The bones don't stop coming. After the initial discovery of a triceratops fossil at a Thornton construction site, more bones were found a few days later and as of Saturday, parts of the skull and another rib were found.
This discovery was made by volunteers, including two members of the Thornton Fire Department.
The find this week was rare; the skull found was one of only three ever found in the Front Range area. Also, the age of the fossil was odd: at 66 million years old, it's considerably older than the usually 10,000-year-old fossils normally found in the Denver area.
Two days later - more bones! Scientists from the Denver Museum of Nature and Science came down to the public safety facility at 132nd Avenue and Quebec Street to check them out.
By Friday, some of the bones were moved to the museum itself for proper study.
“This discovery really is a window into not only what Thornton was like, but what the Front Range was like 66 and a half million years ago,” said dinosaur curator Joe Sertich of the Denver Museum of Nature and Science.

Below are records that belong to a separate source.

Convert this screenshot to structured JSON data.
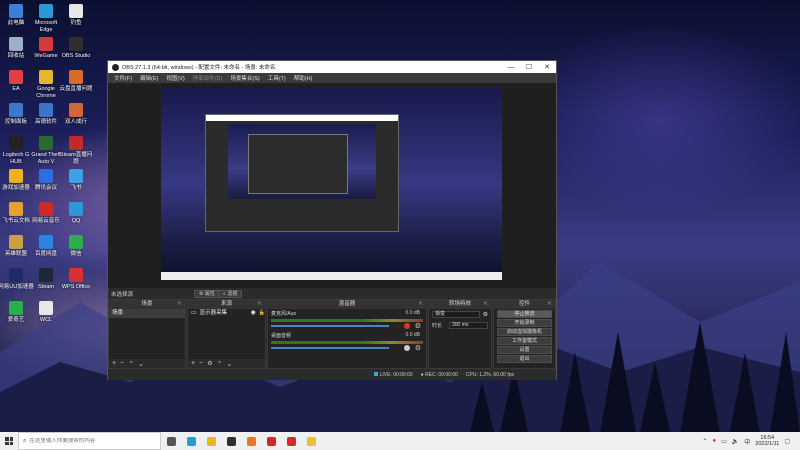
{
  "desktop": {
    "icons": [
      {
        "label": "此电脑",
        "color": "#3d7fd8"
      },
      {
        "label": "Microsoft Edge",
        "color": "#2a9ad6"
      },
      {
        "label": "钓鱼",
        "color": "#e8e8e8"
      },
      {
        "label": "回收站",
        "color": "#9ab0c8"
      },
      {
        "label": "WeGame",
        "color": "#d43a3a"
      },
      {
        "label": "OBS Studio",
        "color": "#302e31"
      },
      {
        "label": "EA",
        "color": "#e04040"
      },
      {
        "label": "Google Chrome",
        "color": "#e8b530"
      },
      {
        "label": "云盘直播问题",
        "color": "#d96b2a"
      },
      {
        "label": "控制面板",
        "color": "#3b78c8"
      },
      {
        "label": "高德软件",
        "color": "#3c74c9"
      },
      {
        "label": "双人成行",
        "color": "#d0663a"
      },
      {
        "label": "Logitech G HUB",
        "color": "#222222"
      },
      {
        "label": "Grand Theft Auto V",
        "color": "#2a6a2e"
      },
      {
        "label": "Steam直播问题",
        "color": "#c02a2a"
      },
      {
        "label": "游戏加速器",
        "color": "#f0b020"
      },
      {
        "label": "腾讯会议",
        "color": "#2d6de0"
      },
      {
        "label": "飞书",
        "color": "#3ca0e8"
      },
      {
        "label": "飞书云文档",
        "color": "#e8a02a"
      },
      {
        "label": "网易云音乐",
        "color": "#d02828"
      },
      {
        "label": "QQ",
        "color": "#2a9ad6"
      },
      {
        "label": "英雄联盟",
        "color": "#c8a040"
      },
      {
        "label": "百度网盘",
        "color": "#2a86e0"
      },
      {
        "label": "微信",
        "color": "#2ab04a"
      },
      {
        "label": "网易UU加速器",
        "color": "#1e2a6a"
      },
      {
        "label": "Steam",
        "color": "#1b2838"
      },
      {
        "label": "WPS Office",
        "color": "#d83030"
      },
      {
        "label": "爱奇艺",
        "color": "#2ab04a"
      },
      {
        "label": "WCL",
        "color": "#e8e8e8"
      }
    ]
  },
  "obs": {
    "title": "OBS 27.1.3 (64-bit, windows) - 配置文件: 未命名 - 场景: 未命名",
    "window_buttons": [
      "—",
      "☐",
      "✕"
    ],
    "menu": [
      "文件(F)",
      "编辑(E)",
      "视图(V)",
      "停靠部件(D)",
      "场景集合(S)",
      "工具(T)",
      "帮助(H)"
    ],
    "no_source_selected": "未选择源",
    "properties_btn": "属性",
    "filters_btn": "滤镜",
    "docks": {
      "scenes": {
        "title": "场景",
        "items": [
          "场景"
        ]
      },
      "sources": {
        "title": "来源",
        "items": [
          "显示器采集"
        ]
      },
      "mixer": {
        "title": "混音器",
        "tracks": [
          {
            "name": "麦克风/Aux",
            "db": "0.0 dB",
            "muted": true
          },
          {
            "name": "桌面音频",
            "db": "0.0 dB",
            "muted": false
          }
        ]
      },
      "transitions": {
        "title": "转场特效",
        "type": "渐变",
        "duration_label": "时长",
        "duration_value": "300 ms"
      },
      "controls": {
        "title": "控件",
        "buttons": [
          "停止推流",
          "开始录制",
          "启动虚拟摄像机",
          "工作室模式",
          "设置",
          "退出"
        ],
        "active_index": 0
      }
    },
    "status": {
      "live": "LIVE: 00:00:00",
      "rec": "REC: 00:00:00",
      "cpu": "CPU: 1.2%, 60.00 fps"
    }
  },
  "taskbar": {
    "search_placeholder": "在这里输入你要搜索的内容",
    "apps": [
      {
        "name": "task-view",
        "color": "#555555"
      },
      {
        "name": "edge",
        "color": "#2a9ad6"
      },
      {
        "name": "chrome",
        "color": "#e8b530"
      },
      {
        "name": "obs",
        "color": "#302e31"
      },
      {
        "name": "app-orange",
        "color": "#e07a2a"
      },
      {
        "name": "netease",
        "color": "#d02828"
      },
      {
        "name": "app-red",
        "color": "#c83030"
      },
      {
        "name": "file-explorer",
        "color": "#e8c040"
      }
    ],
    "tray_ime": "中",
    "time": "16:54",
    "date": "2022/1/11"
  }
}
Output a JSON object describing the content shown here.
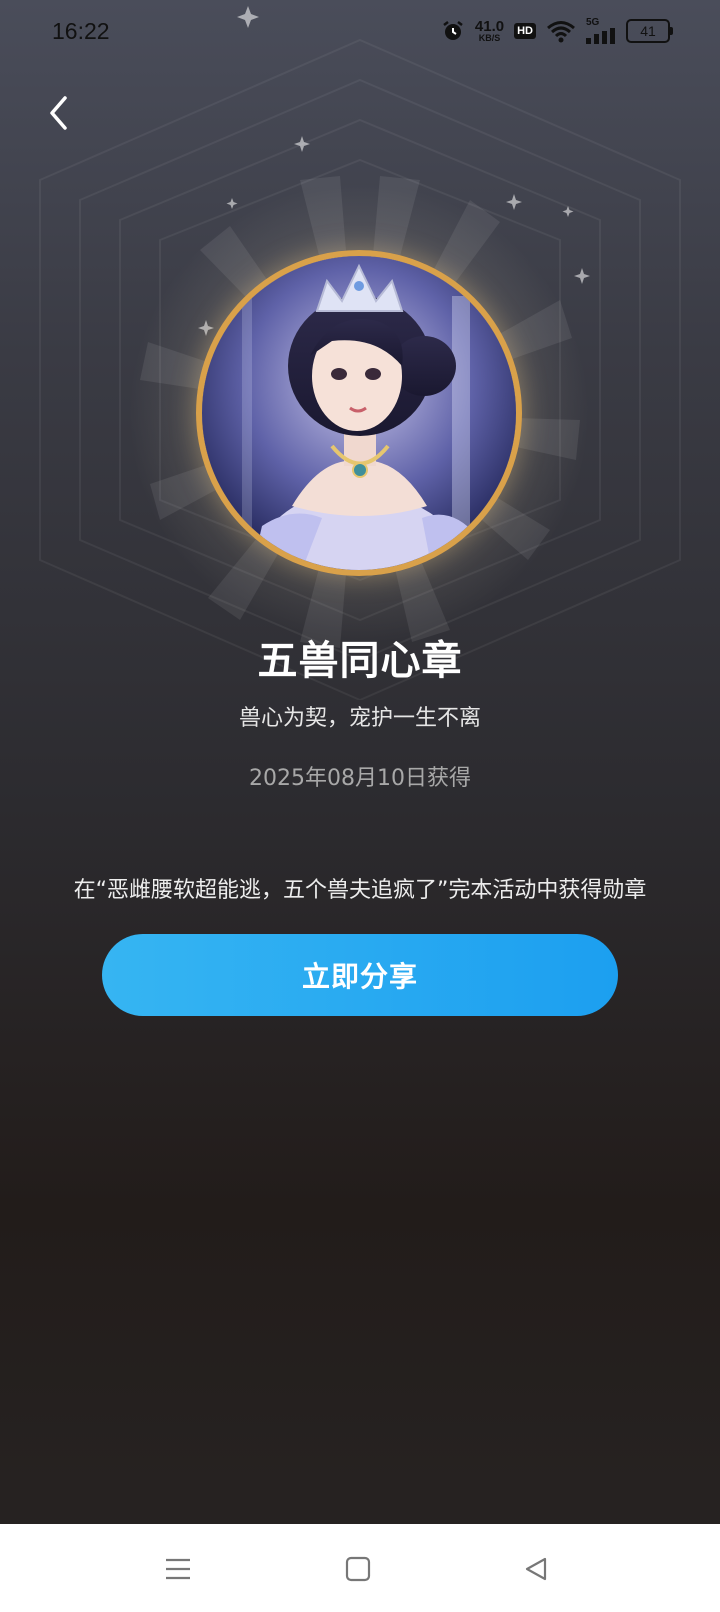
{
  "status_bar": {
    "time": "16:22",
    "net_speed_value": "41.0",
    "net_speed_unit": "KB/S",
    "hd_label": "HD",
    "network_label": "5G",
    "battery": "41"
  },
  "badge": {
    "title": "五兽同心章",
    "subtitle": "兽心为契，宠护一生不离",
    "date": "2025年08月10日获得",
    "description": "在“恶雌腰软超能逃，五个兽夫追疯了”完本活动中获得勋章",
    "share_label": "立即分享",
    "ring_color": "#d9a14a"
  },
  "colors": {
    "accent": "#1c9ff0",
    "background_top": "#4a4d5a",
    "background_bottom": "#272322"
  }
}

This newest discovery just adds to the well-preserved fossil, some of which were on display at the museum as of Saturday.